START ENTRIES SUPPLIED
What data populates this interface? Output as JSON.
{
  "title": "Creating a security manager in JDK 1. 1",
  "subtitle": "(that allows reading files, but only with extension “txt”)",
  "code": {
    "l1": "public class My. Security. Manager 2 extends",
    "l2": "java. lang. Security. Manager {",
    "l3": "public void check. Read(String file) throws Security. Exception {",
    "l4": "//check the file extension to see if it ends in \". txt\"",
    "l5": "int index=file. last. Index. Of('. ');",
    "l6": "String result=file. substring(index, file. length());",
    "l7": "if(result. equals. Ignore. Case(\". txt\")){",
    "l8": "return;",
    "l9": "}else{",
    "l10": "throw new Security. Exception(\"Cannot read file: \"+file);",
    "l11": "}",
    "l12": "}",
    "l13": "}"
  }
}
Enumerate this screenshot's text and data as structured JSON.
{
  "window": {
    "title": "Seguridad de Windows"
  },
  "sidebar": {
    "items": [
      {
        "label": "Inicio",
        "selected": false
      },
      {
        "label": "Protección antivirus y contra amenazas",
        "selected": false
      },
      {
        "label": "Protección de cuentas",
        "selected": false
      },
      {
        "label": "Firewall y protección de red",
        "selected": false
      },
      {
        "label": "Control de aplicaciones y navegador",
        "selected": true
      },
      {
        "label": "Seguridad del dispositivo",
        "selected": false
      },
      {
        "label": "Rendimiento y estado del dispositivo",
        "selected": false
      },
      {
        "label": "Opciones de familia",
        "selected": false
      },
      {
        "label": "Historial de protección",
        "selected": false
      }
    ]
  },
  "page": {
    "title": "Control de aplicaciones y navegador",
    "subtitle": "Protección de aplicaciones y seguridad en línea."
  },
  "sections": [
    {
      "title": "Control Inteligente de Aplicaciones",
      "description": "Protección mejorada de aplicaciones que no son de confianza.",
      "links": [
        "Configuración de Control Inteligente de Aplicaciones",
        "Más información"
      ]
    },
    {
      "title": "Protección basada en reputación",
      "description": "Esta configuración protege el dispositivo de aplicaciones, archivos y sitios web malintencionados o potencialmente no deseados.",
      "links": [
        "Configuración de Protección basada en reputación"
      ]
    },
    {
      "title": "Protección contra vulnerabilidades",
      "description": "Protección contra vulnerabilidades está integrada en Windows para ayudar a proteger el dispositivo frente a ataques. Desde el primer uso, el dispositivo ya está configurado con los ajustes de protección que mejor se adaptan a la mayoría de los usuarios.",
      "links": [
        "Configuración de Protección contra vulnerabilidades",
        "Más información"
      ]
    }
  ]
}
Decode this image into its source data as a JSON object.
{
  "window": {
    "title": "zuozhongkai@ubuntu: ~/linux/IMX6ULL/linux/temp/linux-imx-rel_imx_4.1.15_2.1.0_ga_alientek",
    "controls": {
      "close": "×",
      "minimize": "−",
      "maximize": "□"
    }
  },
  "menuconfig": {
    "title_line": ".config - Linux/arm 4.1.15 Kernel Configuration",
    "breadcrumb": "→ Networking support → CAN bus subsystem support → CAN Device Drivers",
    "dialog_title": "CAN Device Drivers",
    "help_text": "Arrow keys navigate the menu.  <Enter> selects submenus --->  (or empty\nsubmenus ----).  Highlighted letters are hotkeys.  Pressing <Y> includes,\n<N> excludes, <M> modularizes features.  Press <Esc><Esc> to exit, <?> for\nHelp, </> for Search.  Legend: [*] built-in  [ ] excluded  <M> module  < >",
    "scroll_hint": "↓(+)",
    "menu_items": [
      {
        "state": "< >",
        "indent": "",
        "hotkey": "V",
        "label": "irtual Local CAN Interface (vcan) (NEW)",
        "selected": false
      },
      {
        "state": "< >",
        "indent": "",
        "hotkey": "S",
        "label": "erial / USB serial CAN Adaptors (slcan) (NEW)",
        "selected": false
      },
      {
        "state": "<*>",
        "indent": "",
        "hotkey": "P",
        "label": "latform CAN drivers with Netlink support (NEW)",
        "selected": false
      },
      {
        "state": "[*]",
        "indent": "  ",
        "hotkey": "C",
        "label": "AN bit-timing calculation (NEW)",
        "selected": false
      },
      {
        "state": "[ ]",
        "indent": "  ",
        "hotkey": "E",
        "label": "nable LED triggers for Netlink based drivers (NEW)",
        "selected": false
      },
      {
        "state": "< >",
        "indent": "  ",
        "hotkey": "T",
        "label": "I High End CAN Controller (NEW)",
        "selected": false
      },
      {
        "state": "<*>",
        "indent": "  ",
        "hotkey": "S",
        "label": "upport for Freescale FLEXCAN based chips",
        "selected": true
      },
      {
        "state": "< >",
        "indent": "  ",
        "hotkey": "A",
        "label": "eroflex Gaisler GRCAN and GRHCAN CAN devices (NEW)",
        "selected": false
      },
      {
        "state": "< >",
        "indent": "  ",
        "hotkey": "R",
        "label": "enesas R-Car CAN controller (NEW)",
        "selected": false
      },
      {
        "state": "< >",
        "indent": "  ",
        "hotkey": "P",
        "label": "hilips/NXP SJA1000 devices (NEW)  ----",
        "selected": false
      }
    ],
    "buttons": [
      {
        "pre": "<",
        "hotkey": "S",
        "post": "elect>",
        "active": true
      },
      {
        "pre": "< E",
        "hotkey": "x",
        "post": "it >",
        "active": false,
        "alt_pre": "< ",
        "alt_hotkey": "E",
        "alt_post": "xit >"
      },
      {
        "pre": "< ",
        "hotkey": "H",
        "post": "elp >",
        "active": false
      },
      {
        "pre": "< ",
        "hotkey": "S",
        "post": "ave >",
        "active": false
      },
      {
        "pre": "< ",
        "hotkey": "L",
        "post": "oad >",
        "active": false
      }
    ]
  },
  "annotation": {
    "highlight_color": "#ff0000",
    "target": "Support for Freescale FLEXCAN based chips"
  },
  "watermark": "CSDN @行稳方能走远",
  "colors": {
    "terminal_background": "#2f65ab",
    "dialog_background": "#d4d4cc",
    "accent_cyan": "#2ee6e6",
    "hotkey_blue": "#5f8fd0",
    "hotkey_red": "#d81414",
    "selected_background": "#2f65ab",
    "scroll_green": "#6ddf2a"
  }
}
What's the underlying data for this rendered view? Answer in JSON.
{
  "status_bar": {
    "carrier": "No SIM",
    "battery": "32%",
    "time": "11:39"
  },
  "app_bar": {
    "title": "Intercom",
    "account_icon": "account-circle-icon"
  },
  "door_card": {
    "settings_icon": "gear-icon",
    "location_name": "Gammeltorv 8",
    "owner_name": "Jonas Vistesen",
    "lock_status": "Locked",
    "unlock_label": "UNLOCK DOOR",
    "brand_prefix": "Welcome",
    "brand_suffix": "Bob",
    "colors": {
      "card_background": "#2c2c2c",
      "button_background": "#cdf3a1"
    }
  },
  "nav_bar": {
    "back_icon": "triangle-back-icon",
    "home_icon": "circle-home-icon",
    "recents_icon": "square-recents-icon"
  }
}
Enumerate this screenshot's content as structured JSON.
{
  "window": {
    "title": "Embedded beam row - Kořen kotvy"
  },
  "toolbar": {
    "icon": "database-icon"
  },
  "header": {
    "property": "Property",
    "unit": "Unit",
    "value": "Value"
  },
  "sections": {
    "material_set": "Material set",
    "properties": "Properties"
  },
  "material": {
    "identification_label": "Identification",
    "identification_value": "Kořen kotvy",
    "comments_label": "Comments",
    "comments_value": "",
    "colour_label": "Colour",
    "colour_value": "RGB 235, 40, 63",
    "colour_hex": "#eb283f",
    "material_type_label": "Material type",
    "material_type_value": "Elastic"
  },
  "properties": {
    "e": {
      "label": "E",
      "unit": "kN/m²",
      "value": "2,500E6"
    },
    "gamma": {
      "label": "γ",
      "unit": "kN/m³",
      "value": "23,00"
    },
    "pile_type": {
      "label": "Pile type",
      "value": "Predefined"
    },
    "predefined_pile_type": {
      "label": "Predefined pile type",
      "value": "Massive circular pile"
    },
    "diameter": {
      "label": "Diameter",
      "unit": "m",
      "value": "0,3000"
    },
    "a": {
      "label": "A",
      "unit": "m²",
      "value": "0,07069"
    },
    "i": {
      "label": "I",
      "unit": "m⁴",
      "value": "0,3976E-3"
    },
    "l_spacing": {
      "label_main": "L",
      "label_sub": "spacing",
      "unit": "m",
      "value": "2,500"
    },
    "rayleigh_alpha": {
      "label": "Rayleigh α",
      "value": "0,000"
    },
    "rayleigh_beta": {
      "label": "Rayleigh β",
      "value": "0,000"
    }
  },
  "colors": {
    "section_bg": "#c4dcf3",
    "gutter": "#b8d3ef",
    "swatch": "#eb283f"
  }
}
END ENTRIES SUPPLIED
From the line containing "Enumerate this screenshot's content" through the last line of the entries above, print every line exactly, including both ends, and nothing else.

Enumerate this screenshot's content as structured JSON.
{
  "window": {
    "title": "Embedded beam row - Kořen kotvy"
  },
  "toolbar": {
    "icon": "database-icon"
  },
  "header": {
    "property": "Property",
    "unit": "Unit",
    "value": "Value"
  },
  "sections": {
    "material_set": "Material set",
    "properties": "Properties"
  },
  "material": {
    "identification_label": "Identification",
    "identification_value": "Kořen kotvy",
    "comments_label": "Comments",
    "comments_value": "",
    "colour_label": "Colour",
    "colour_value": "RGB 235, 40, 63",
    "colour_hex": "#eb283f",
    "material_type_label": "Material type",
    "material_type_value": "Elastic"
  },
  "properties": {
    "e": {
      "label": "E",
      "unit": "kN/m²",
      "value": "2,500E6"
    },
    "gamma": {
      "label": "γ",
      "unit": "kN/m³",
      "value": "23,00"
    },
    "pile_type": {
      "label": "Pile type",
      "value": "Predefined"
    },
    "predefined_pile_type": {
      "label": "Predefined pile type",
      "value": "Massive circular pile"
    },
    "diameter": {
      "label": "Diameter",
      "unit": "m",
      "value": "0,3000"
    },
    "a": {
      "label": "A",
      "unit": "m²",
      "value": "0,07069"
    },
    "i": {
      "label": "I",
      "unit": "m⁴",
      "value": "0,3976E-3"
    },
    "l_spacing": {
      "label_main": "L",
      "label_sub": "spacing",
      "unit": "m",
      "value": "2,500"
    },
    "rayleigh_alpha": {
      "label": "Rayleigh α",
      "value": "0,000"
    },
    "rayleigh_beta": {
      "label": "Rayleigh β",
      "value": "0,000"
    }
  },
  "colors": {
    "section_bg": "#c4dcf3",
    "gutter": "#b8d3ef",
    "swatch": "#eb283f"
  }
}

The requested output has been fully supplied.